WHAT YOU HAVE TO DO:
From the first line to the last, retype the records exactly and skip the pictures.

-- AVAILABLE RECORDS follows --

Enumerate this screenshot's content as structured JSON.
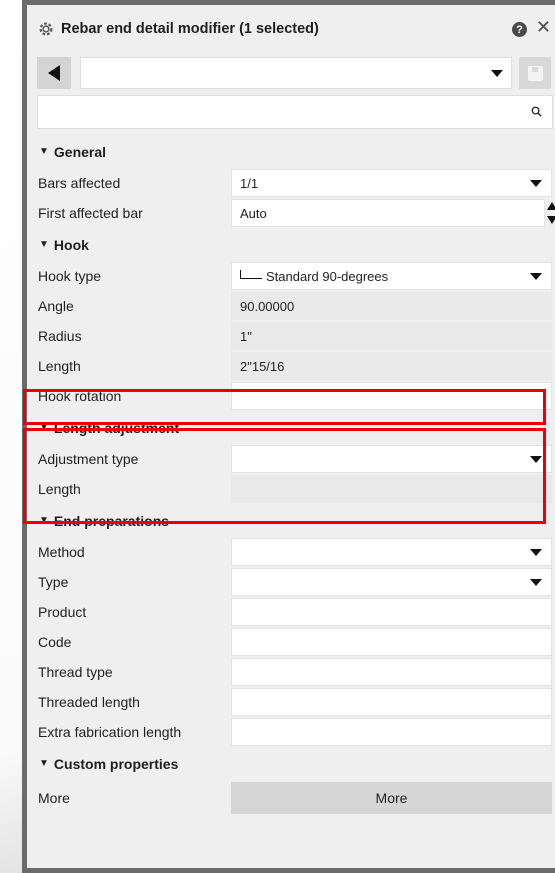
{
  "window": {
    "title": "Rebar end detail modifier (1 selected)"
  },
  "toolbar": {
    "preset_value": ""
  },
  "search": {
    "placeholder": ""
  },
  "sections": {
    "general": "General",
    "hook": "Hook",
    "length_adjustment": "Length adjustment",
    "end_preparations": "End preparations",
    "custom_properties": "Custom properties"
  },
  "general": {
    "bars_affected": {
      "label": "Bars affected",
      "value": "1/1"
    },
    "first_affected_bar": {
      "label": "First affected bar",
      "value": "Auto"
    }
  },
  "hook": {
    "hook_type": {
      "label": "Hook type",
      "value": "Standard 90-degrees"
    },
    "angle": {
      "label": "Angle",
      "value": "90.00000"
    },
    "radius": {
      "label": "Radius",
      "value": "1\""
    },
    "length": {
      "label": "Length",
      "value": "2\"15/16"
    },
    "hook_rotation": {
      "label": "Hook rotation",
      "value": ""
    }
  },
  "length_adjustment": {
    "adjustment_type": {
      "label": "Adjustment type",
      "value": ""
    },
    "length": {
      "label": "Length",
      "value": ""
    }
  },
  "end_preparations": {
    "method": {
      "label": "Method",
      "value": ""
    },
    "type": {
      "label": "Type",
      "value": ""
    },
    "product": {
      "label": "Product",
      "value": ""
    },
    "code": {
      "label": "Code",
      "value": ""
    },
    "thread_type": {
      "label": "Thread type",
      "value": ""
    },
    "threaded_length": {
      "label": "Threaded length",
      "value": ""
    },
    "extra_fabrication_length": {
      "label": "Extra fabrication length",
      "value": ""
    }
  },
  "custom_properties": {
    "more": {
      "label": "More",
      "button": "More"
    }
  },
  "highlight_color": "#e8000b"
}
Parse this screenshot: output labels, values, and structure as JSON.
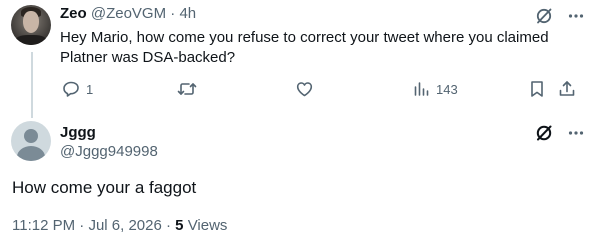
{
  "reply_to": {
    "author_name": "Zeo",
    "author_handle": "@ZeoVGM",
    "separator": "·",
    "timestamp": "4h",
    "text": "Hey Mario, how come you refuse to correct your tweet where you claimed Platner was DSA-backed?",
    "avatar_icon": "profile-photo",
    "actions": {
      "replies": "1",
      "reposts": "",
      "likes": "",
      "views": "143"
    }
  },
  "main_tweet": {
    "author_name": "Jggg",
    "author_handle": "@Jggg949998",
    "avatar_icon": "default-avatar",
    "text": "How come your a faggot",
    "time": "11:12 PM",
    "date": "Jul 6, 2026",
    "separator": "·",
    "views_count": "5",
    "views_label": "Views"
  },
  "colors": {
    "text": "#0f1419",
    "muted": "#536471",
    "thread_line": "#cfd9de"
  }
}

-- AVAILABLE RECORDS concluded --

EXERCISE RESPONSE:
Enumerate this screenshot's content as structured JSON.
{
  "window": {
    "title": "Rebar end detail modifier (1 selected)"
  },
  "toolbar": {
    "preset_value": ""
  },
  "search": {
    "placeholder": ""
  },
  "sections": {
    "general": "General",
    "hook": "Hook",
    "length_adjustment": "Length adjustment",
    "end_preparations": "End preparations",
    "custom_properties": "Custom properties"
  },
  "general": {
    "bars_affected": {
      "label": "Bars affected",
      "value": "1/1"
    },
    "first_affected_bar": {
      "label": "First affected bar",
      "value": "Auto"
    }
  },
  "hook": {
    "hook_type": {
      "label": "Hook type",
      "value": "Standard 90-degrees"
    },
    "angle": {
      "label": "Angle",
      "value": "90.00000"
    },
    "radius": {
      "label": "Radius",
      "value": "1\""
    },
    "length": {
      "label": "Length",
      "value": "2\"15/16"
    },
    "hook_rotation": {
      "label": "Hook rotation",
      "value": ""
    }
  },
  "length_adjustment": {
    "adjustment_type": {
      "label": "Adjustment type",
      "value": ""
    },
    "length": {
      "label": "Length",
      "value": ""
    }
  },
  "end_preparations": {
    "method": {
      "label": "Method",
      "value": ""
    },
    "type": {
      "label": "Type",
      "value": ""
    },
    "product": {
      "label": "Product",
      "value": ""
    },
    "code": {
      "label": "Code",
      "value": ""
    },
    "thread_type": {
      "label": "Thread type",
      "value": ""
    },
    "threaded_length": {
      "label": "Threaded length",
      "value": ""
    },
    "extra_fabrication_length": {
      "label": "Extra fabrication length",
      "value": ""
    }
  },
  "custom_properties": {
    "more": {
      "label": "More",
      "button": "More"
    }
  },
  "highlight_color": "#e8000b"
}
Parse this screenshot: output labels, values, and structure as JSON.
{
  "reply_to": {
    "author_name": "Zeo",
    "author_handle": "@ZeoVGM",
    "separator": "·",
    "timestamp": "4h",
    "text": "Hey Mario, how come you refuse to correct your tweet where you claimed Platner was DSA-backed?",
    "avatar_icon": "profile-photo",
    "actions": {
      "replies": "1",
      "reposts": "",
      "likes": "",
      "views": "143"
    }
  },
  "main_tweet": {
    "author_name": "Jggg",
    "author_handle": "@Jggg949998",
    "avatar_icon": "default-avatar",
    "text": "How come your a faggot",
    "time": "11:12 PM",
    "date": "Jul 6, 2026",
    "separator": "·",
    "views_count": "5",
    "views_label": "Views"
  },
  "colors": {
    "text": "#0f1419",
    "muted": "#536471",
    "thread_line": "#cfd9de"
  }
}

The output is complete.